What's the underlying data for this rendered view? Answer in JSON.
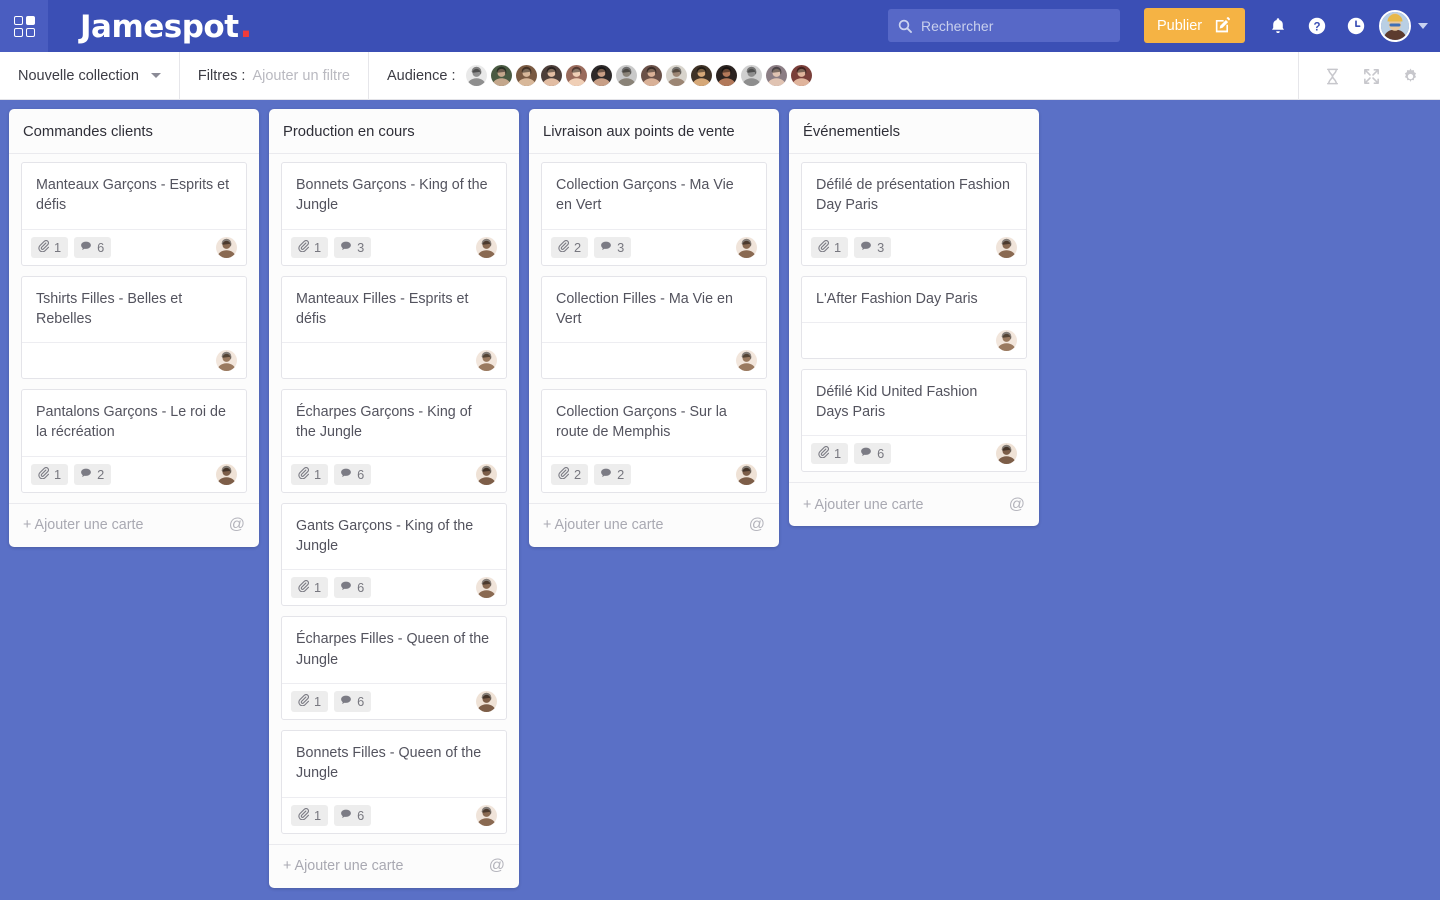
{
  "header": {
    "grid_icon": "grid-apps-icon",
    "brand": "Jamespot",
    "brand_dot": ".",
    "search": {
      "icon": "search-icon",
      "placeholder": "Rechercher",
      "value": ""
    },
    "publish_button": {
      "label": "Publier",
      "icon": "compose-icon",
      "color": "#f5b344"
    },
    "icons": [
      {
        "name": "notifications-bell-icon"
      },
      {
        "name": "help-question-icon"
      },
      {
        "name": "history-clock-icon"
      }
    ],
    "avatar": {
      "name": "user-avatar",
      "caret": "chevron-down-icon"
    }
  },
  "filterbar": {
    "collection": {
      "label": "Nouvelle collection",
      "caret": "chevron-down-icon"
    },
    "filters": {
      "label": "Filtres :",
      "placeholder": "Ajouter un filtre"
    },
    "audience": {
      "label": "Audience :",
      "count": 14,
      "avatars": [
        {
          "name": "audience-avatar-1",
          "bg": "#e9e9e9",
          "fg": "#8f8f8f"
        },
        {
          "name": "audience-avatar-2",
          "bg": "#4a5a42",
          "fg": "#c4a78c"
        },
        {
          "name": "audience-avatar-3",
          "bg": "#7a5a42",
          "fg": "#d8b89a"
        },
        {
          "name": "audience-avatar-4",
          "bg": "#4d3f3a",
          "fg": "#e2bda3"
        },
        {
          "name": "audience-avatar-5",
          "bg": "#9a6b5c",
          "fg": "#f0cfb6"
        },
        {
          "name": "audience-avatar-6",
          "bg": "#2e2a2a",
          "fg": "#c89f86"
        },
        {
          "name": "audience-avatar-7",
          "bg": "#c9c9c9",
          "fg": "#8a8378"
        },
        {
          "name": "audience-avatar-8",
          "bg": "#6a5148",
          "fg": "#d9b197"
        },
        {
          "name": "audience-avatar-9",
          "bg": "#d8d4cc",
          "fg": "#9c8674"
        },
        {
          "name": "audience-avatar-10",
          "bg": "#3f3226",
          "fg": "#d6a878"
        },
        {
          "name": "audience-avatar-11",
          "bg": "#2b2320",
          "fg": "#b2795a"
        },
        {
          "name": "audience-avatar-12",
          "bg": "#cfcfcf",
          "fg": "#8e8e8e"
        },
        {
          "name": "audience-avatar-13",
          "bg": "#8b7d84",
          "fg": "#e0c3b2"
        },
        {
          "name": "audience-avatar-14",
          "bg": "#7a3f3a",
          "fg": "#e0b49c"
        }
      ]
    },
    "tools": [
      {
        "name": "hourglass-icon"
      },
      {
        "name": "fullscreen-expand-icon"
      },
      {
        "name": "settings-gear-icon"
      }
    ]
  },
  "board": {
    "add_card_label": "+ Ajouter une carte",
    "mention_icon": "@",
    "columns": [
      {
        "title": "Commandes clients",
        "cards": [
          {
            "title": "Manteaux Garçons - Esprits et défis",
            "attachments": "1",
            "comments": "6",
            "avatar_bg": "#f0e4da",
            "avatar_fg": "#8a6a52"
          },
          {
            "title": "Tshirts Filles - Belles et Rebelles",
            "attachments": null,
            "comments": null,
            "avatar_bg": "#f2e6dc",
            "avatar_fg": "#9a7a60"
          },
          {
            "title": "Pantalons Garçons - Le roi de la récréation",
            "attachments": "1",
            "comments": "2",
            "avatar_bg": "#efe2d6",
            "avatar_fg": "#7d5e48"
          }
        ]
      },
      {
        "title": "Production en cours",
        "cards": [
          {
            "title": "Bonnets Garçons - King of the Jungle",
            "attachments": "1",
            "comments": "3",
            "avatar_bg": "#f0e4da",
            "avatar_fg": "#8a6a52"
          },
          {
            "title": "Manteaux Filles - Esprits et défis",
            "attachments": null,
            "comments": null,
            "avatar_bg": "#f2e6dc",
            "avatar_fg": "#9a7a60"
          },
          {
            "title": "Écharpes Garçons - King of the Jungle",
            "attachments": "1",
            "comments": "6",
            "avatar_bg": "#efe2d6",
            "avatar_fg": "#7d5e48"
          },
          {
            "title": "Gants Garçons - King of the Jungle",
            "attachments": "1",
            "comments": "6",
            "avatar_bg": "#f0e4da",
            "avatar_fg": "#8a6a52"
          },
          {
            "title": "Écharpes Filles - Queen of the Jungle",
            "attachments": "1",
            "comments": "6",
            "avatar_bg": "#efe2d6",
            "avatar_fg": "#7d5e48"
          },
          {
            "title": "Bonnets Filles - Queen of the Jungle",
            "attachments": "1",
            "comments": "6",
            "avatar_bg": "#f0e4da",
            "avatar_fg": "#8a6a52"
          }
        ]
      },
      {
        "title": "Livraison aux points de vente",
        "cards": [
          {
            "title": "Collection Garçons - Ma Vie en Vert",
            "attachments": "2",
            "comments": "3",
            "avatar_bg": "#f0e4da",
            "avatar_fg": "#8a6a52"
          },
          {
            "title": "Collection Filles - Ma Vie en Vert",
            "attachments": null,
            "comments": null,
            "avatar_bg": "#f2e6dc",
            "avatar_fg": "#9a7a60"
          },
          {
            "title": "Collection Garçons - Sur la route de Memphis",
            "attachments": "2",
            "comments": "2",
            "avatar_bg": "#efe2d6",
            "avatar_fg": "#7d5e48"
          }
        ]
      },
      {
        "title": "Événementiels",
        "cards": [
          {
            "title": "Défilé de présentation Fashion Day Paris",
            "attachments": "1",
            "comments": "3",
            "avatar_bg": "#f0e4da",
            "avatar_fg": "#8a6a52"
          },
          {
            "title": "L'After Fashion Day Paris",
            "attachments": null,
            "comments": null,
            "avatar_bg": "#f2e6dc",
            "avatar_fg": "#9a7a60"
          },
          {
            "title": "Défilé Kid United Fashion Days Paris",
            "attachments": "1",
            "comments": "6",
            "avatar_bg": "#efe2d6",
            "avatar_fg": "#7d5e48"
          }
        ]
      }
    ]
  },
  "colors": {
    "header_bg": "#3b4fb5",
    "board_bg": "#5a70c6",
    "accent": "#f5b344",
    "brand_dot": "#ef3b3b"
  }
}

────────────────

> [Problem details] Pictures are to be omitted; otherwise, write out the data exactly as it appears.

> [Output of the task]
What's the underlying data for this rendered view? Answer in JSON.
{
  "header": {
    "grid_icon": "grid-apps-icon",
    "brand": "Jamespot",
    "brand_dot": ".",
    "search": {
      "icon": "search-icon",
      "placeholder": "Rechercher",
      "value": ""
    },
    "publish_button": {
      "label": "Publier",
      "icon": "compose-icon",
      "color": "#f5b344"
    },
    "icons": [
      {
        "name": "notifications-bell-icon"
      },
      {
        "name": "help-question-icon"
      },
      {
        "name": "history-clock-icon"
      }
    ],
    "avatar": {
      "name": "user-avatar",
      "caret": "chevron-down-icon"
    }
  },
  "filterbar": {
    "collection": {
      "label": "Nouvelle collection",
      "caret": "chevron-down-icon"
    },
    "filters": {
      "label": "Filtres :",
      "placeholder": "Ajouter un filtre"
    },
    "audience": {
      "label": "Audience :",
      "count": 14,
      "avatars": [
        {
          "name": "audience-avatar-1",
          "bg": "#e9e9e9",
          "fg": "#8f8f8f"
        },
        {
          "name": "audience-avatar-2",
          "bg": "#4a5a42",
          "fg": "#c4a78c"
        },
        {
          "name": "audience-avatar-3",
          "bg": "#7a5a42",
          "fg": "#d8b89a"
        },
        {
          "name": "audience-avatar-4",
          "bg": "#4d3f3a",
          "fg": "#e2bda3"
        },
        {
          "name": "audience-avatar-5",
          "bg": "#9a6b5c",
          "fg": "#f0cfb6"
        },
        {
          "name": "audience-avatar-6",
          "bg": "#2e2a2a",
          "fg": "#c89f86"
        },
        {
          "name": "audience-avatar-7",
          "bg": "#c9c9c9",
          "fg": "#8a8378"
        },
        {
          "name": "audience-avatar-8",
          "bg": "#6a5148",
          "fg": "#d9b197"
        },
        {
          "name": "audience-avatar-9",
          "bg": "#d8d4cc",
          "fg": "#9c8674"
        },
        {
          "name": "audience-avatar-10",
          "bg": "#3f3226",
          "fg": "#d6a878"
        },
        {
          "name": "audience-avatar-11",
          "bg": "#2b2320",
          "fg": "#b2795a"
        },
        {
          "name": "audience-avatar-12",
          "bg": "#cfcfcf",
          "fg": "#8e8e8e"
        },
        {
          "name": "audience-avatar-13",
          "bg": "#8b7d84",
          "fg": "#e0c3b2"
        },
        {
          "name": "audience-avatar-14",
          "bg": "#7a3f3a",
          "fg": "#e0b49c"
        }
      ]
    },
    "tools": [
      {
        "name": "hourglass-icon"
      },
      {
        "name": "fullscreen-expand-icon"
      },
      {
        "name": "settings-gear-icon"
      }
    ]
  },
  "board": {
    "add_card_label": "+ Ajouter une carte",
    "mention_icon": "@",
    "columns": [
      {
        "title": "Commandes clients",
        "cards": [
          {
            "title": "Manteaux Garçons - Esprits et défis",
            "attachments": "1",
            "comments": "6",
            "avatar_bg": "#f0e4da",
            "avatar_fg": "#8a6a52"
          },
          {
            "title": "Tshirts Filles - Belles et Rebelles",
            "attachments": null,
            "comments": null,
            "avatar_bg": "#f2e6dc",
            "avatar_fg": "#9a7a60"
          },
          {
            "title": "Pantalons Garçons - Le roi de la récréation",
            "attachments": "1",
            "comments": "2",
            "avatar_bg": "#efe2d6",
            "avatar_fg": "#7d5e48"
          }
        ]
      },
      {
        "title": "Production en cours",
        "cards": [
          {
            "title": "Bonnets Garçons - King of the Jungle",
            "attachments": "1",
            "comments": "3",
            "avatar_bg": "#f0e4da",
            "avatar_fg": "#8a6a52"
          },
          {
            "title": "Manteaux Filles - Esprits et défis",
            "attachments": null,
            "comments": null,
            "avatar_bg": "#f2e6dc",
            "avatar_fg": "#9a7a60"
          },
          {
            "title": "Écharpes Garçons - King of the Jungle",
            "attachments": "1",
            "comments": "6",
            "avatar_bg": "#efe2d6",
            "avatar_fg": "#7d5e48"
          },
          {
            "title": "Gants Garçons - King of the Jungle",
            "attachments": "1",
            "comments": "6",
            "avatar_bg": "#f0e4da",
            "avatar_fg": "#8a6a52"
          },
          {
            "title": "Écharpes Filles - Queen of the Jungle",
            "attachments": "1",
            "comments": "6",
            "avatar_bg": "#efe2d6",
            "avatar_fg": "#7d5e48"
          },
          {
            "title": "Bonnets Filles - Queen of the Jungle",
            "attachments": "1",
            "comments": "6",
            "avatar_bg": "#f0e4da",
            "avatar_fg": "#8a6a52"
          }
        ]
      },
      {
        "title": "Livraison aux points de vente",
        "cards": [
          {
            "title": "Collection Garçons - Ma Vie en Vert",
            "attachments": "2",
            "comments": "3",
            "avatar_bg": "#f0e4da",
            "avatar_fg": "#8a6a52"
          },
          {
            "title": "Collection Filles - Ma Vie en Vert",
            "attachments": null,
            "comments": null,
            "avatar_bg": "#f2e6dc",
            "avatar_fg": "#9a7a60"
          },
          {
            "title": "Collection Garçons - Sur la route de Memphis",
            "attachments": "2",
            "comments": "2",
            "avatar_bg": "#efe2d6",
            "avatar_fg": "#7d5e48"
          }
        ]
      },
      {
        "title": "Événementiels",
        "cards": [
          {
            "title": "Défilé de présentation Fashion Day Paris",
            "attachments": "1",
            "comments": "3",
            "avatar_bg": "#f0e4da",
            "avatar_fg": "#8a6a52"
          },
          {
            "title": "L'After Fashion Day Paris",
            "attachments": null,
            "comments": null,
            "avatar_bg": "#f2e6dc",
            "avatar_fg": "#9a7a60"
          },
          {
            "title": "Défilé Kid United Fashion Days Paris",
            "attachments": "1",
            "comments": "6",
            "avatar_bg": "#efe2d6",
            "avatar_fg": "#7d5e48"
          }
        ]
      }
    ]
  },
  "colors": {
    "header_bg": "#3b4fb5",
    "board_bg": "#5a70c6",
    "accent": "#f5b344",
    "brand_dot": "#ef3b3b"
  }
}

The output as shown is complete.